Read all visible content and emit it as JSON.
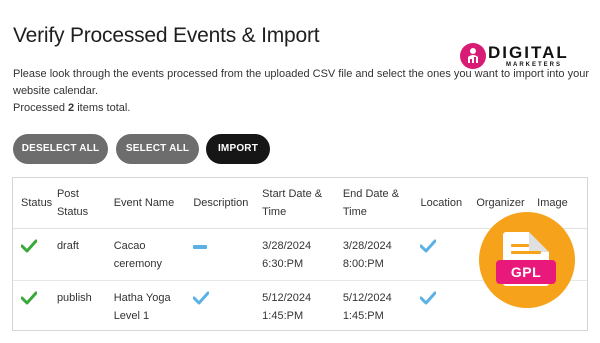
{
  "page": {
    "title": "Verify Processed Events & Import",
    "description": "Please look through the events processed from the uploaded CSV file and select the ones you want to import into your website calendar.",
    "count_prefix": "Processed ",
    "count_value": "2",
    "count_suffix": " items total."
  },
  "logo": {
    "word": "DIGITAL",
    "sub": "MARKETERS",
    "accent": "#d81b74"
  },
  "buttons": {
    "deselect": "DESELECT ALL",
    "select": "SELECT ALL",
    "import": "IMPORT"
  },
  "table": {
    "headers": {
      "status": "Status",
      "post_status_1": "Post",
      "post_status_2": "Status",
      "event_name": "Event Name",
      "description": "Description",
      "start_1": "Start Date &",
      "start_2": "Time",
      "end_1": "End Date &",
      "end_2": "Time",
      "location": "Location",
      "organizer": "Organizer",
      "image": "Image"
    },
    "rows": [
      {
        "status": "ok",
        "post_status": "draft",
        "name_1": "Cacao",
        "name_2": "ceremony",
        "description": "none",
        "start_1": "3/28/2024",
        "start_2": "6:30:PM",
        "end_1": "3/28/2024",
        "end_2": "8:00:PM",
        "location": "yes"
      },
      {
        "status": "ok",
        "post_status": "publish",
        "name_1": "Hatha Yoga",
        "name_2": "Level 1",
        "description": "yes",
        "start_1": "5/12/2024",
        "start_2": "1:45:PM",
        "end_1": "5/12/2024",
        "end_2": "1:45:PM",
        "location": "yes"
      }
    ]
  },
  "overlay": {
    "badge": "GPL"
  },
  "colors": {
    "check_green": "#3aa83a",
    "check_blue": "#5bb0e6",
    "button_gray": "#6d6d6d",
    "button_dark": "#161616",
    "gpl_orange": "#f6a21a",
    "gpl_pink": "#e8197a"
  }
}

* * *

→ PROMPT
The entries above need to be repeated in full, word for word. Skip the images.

→ ANSWER TO THE EXERCISE
Read all visible content and emit it as JSON.
{
  "page": {
    "title": "Verify Processed Events & Import",
    "description": "Please look through the events processed from the uploaded CSV file and select the ones you want to import into your website calendar.",
    "count_prefix": "Processed ",
    "count_value": "2",
    "count_suffix": " items total."
  },
  "logo": {
    "word": "DIGITAL",
    "sub": "MARKETERS",
    "accent": "#d81b74"
  },
  "buttons": {
    "deselect": "DESELECT ALL",
    "select": "SELECT ALL",
    "import": "IMPORT"
  },
  "table": {
    "headers": {
      "status": "Status",
      "post_status_1": "Post",
      "post_status_2": "Status",
      "event_name": "Event Name",
      "description": "Description",
      "start_1": "Start Date &",
      "start_2": "Time",
      "end_1": "End Date &",
      "end_2": "Time",
      "location": "Location",
      "organizer": "Organizer",
      "image": "Image"
    },
    "rows": [
      {
        "status": "ok",
        "post_status": "draft",
        "name_1": "Cacao",
        "name_2": "ceremony",
        "description": "none",
        "start_1": "3/28/2024",
        "start_2": "6:30:PM",
        "end_1": "3/28/2024",
        "end_2": "8:00:PM",
        "location": "yes"
      },
      {
        "status": "ok",
        "post_status": "publish",
        "name_1": "Hatha Yoga",
        "name_2": "Level 1",
        "description": "yes",
        "start_1": "5/12/2024",
        "start_2": "1:45:PM",
        "end_1": "5/12/2024",
        "end_2": "1:45:PM",
        "location": "yes"
      }
    ]
  },
  "overlay": {
    "badge": "GPL"
  },
  "colors": {
    "check_green": "#3aa83a",
    "check_blue": "#5bb0e6",
    "button_gray": "#6d6d6d",
    "button_dark": "#161616",
    "gpl_orange": "#f6a21a",
    "gpl_pink": "#e8197a"
  }
}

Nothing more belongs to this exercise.